“The competition’s pretty hot,” he says. 

“I would have liked to have a bit more speed in my legs but I’m hoping my endurance racing over the years will help me.” 

Bailey, the Goldrush 2004 mixed team and 2007 men’s open team winner, will be joined by local kayak guru Steve Norton and Outside Sports bike manager Jim Hawkridge for a “pretty competitive” open men’s team racing 375km all up. 

Meanwhile, two local women’s teams are vying for the top spot in their section. Multi-sporters Rachel Rose, Michelle Stalker and Keren McSkimming are teaming up again to aim for first place after finishing second in the open women’s category last year. 
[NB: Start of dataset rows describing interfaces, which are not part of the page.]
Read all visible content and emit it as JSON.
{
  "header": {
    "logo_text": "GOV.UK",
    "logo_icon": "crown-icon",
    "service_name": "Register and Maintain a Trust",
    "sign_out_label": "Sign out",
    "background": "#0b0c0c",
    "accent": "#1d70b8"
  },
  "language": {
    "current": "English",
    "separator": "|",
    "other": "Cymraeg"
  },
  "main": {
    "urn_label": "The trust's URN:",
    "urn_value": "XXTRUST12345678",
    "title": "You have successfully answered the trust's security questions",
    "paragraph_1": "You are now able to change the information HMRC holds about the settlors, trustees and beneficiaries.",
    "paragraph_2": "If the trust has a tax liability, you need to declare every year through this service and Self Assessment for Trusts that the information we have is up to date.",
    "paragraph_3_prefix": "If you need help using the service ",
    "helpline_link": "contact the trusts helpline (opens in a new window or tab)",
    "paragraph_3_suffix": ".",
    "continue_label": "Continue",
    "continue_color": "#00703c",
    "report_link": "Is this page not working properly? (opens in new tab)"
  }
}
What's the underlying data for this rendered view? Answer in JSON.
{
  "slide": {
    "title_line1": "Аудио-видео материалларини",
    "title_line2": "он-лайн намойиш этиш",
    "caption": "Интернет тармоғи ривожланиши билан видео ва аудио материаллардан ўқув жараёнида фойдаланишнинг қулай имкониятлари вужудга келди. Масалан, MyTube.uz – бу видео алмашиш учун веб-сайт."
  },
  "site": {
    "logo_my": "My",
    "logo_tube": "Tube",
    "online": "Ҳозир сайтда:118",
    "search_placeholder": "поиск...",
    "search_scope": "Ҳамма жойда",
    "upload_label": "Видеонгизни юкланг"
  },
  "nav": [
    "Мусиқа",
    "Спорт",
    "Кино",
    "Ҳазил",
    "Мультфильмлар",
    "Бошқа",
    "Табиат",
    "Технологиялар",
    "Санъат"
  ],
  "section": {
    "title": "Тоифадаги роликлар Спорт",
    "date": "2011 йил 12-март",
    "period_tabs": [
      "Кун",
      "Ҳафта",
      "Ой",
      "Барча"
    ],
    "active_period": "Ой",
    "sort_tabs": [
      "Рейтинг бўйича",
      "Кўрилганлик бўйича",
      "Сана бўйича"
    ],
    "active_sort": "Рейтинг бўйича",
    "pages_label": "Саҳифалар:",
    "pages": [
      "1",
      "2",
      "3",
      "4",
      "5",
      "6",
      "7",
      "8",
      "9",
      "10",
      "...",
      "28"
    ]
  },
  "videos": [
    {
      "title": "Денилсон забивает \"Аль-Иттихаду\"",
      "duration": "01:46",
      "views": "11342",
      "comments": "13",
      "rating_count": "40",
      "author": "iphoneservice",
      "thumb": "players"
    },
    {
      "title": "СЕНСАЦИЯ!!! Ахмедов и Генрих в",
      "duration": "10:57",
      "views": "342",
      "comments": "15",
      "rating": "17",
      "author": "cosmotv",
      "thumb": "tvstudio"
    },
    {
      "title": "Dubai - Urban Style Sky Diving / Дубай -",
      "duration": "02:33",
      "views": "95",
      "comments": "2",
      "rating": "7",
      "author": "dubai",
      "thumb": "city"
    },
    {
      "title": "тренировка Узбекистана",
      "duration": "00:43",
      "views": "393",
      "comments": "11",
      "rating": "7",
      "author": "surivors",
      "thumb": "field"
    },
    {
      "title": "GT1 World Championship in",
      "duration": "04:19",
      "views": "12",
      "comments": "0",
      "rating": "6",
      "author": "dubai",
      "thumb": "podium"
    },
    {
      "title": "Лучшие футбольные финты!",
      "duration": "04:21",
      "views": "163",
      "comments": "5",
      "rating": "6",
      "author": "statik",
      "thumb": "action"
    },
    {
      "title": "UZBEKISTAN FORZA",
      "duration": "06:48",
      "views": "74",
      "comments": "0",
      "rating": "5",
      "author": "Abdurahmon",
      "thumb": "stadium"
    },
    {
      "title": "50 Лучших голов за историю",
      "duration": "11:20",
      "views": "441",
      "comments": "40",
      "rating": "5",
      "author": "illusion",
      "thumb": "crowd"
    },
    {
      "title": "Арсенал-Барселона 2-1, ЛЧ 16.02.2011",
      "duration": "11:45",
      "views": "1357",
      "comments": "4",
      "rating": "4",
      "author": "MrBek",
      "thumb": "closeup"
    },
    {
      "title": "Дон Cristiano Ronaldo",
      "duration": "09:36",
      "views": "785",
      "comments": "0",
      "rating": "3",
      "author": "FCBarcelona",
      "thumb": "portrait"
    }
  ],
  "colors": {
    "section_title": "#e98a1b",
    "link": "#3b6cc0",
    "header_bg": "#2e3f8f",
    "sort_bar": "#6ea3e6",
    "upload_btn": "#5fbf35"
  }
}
They’ll face stiff competition from Josie Cederman, Jo Phelan and Annike Hesse – Cederman finished seventh in this year’s Coast to Coast two-day open women’s race while Phelan came second in the veteran women’s category. Hesse took 11th place in the Challenge Wanaka open women’s half ironman in January.

Locals’ long haul

While Adrian Bailey sets his sights on the Commonwealth Games 100km race, two other Queenstowners are running that distance this Saturday. 

Tracey Woodford, 34, and Simon Horan, 30, will tackle the second annual Tarawera Ultramarathon from Rotorua to Kawerau. 

Each has only been running about two years, but both completed last year’s Motatapu marathon and December’s 60km Kepler Challenge in Fiordland. 

“The Tarawera Ultramarathon was the only one I could find bigger than 60km,” says Horan, who is aiming for 11-and-a-half hours. 

Woodford, who’s going for under 12 hours, is also fundraising for the Mental Health Foundation in memory of her late father. 

“I’m confident I’ll do it, I’m just worried about the pain and suffering,” she says.